Hollywood Regency Curtis Jere Brass Peacock Bird of Paradise. This sculpture is even more spectacular in person. The photos simply do not do it justice, you will certainly fall in love with the patina variations that are better celebrated by the naked eye. Not only is it aesthetically pleasing but it’s in remarkable condition as well. Produced in the 1980s with fabulous Nineteen-Laties flare.
About Curtis Jere:
Curtis Jeré was the shared pseudonym of two artists, Curtis Freiler and Jerry Fels, who used enamel, brass, copper, and steel to create decorative wall sculptures. Fels and Freiler were brothers-in-law who began collaborating in 1963, sharing an interest in what they described as “gallery-quality art for the masses.” The two employed a variety of traditional techniques—such as enameling, pouring resin, and bronze casting—to create abstract metal works of clustered, modular shapes. One such example is Raindrop Tree (1969), where thin copper plates are shaped into an organic floral arrangement resembling the blossoming branches of a tree.

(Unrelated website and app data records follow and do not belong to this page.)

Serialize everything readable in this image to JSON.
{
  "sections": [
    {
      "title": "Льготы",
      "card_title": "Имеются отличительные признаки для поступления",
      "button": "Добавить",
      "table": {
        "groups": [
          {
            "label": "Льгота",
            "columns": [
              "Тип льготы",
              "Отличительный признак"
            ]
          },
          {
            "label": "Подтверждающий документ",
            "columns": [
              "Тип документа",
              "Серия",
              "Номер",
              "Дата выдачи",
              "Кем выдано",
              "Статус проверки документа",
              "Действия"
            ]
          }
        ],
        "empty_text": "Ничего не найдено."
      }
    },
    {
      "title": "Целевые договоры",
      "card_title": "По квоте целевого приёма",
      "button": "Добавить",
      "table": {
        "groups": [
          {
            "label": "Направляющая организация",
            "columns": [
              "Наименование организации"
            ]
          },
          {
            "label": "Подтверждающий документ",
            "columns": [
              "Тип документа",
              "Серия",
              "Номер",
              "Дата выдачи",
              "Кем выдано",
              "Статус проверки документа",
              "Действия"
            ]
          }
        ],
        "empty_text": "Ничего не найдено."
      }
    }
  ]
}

To manufacture their sculptures, Curtis Jeré formed the company Artisan House, which distributed their works worldwide. In addition to a variety of abstract pieces, the two also created costume jewelry. At its height, Artisan House employed 300 workers. Fels and Freiler sold Artisan House in 1972, and Curt Freiler died on July 22, 2013 in Los Angeles, CA, where Fels currently resides.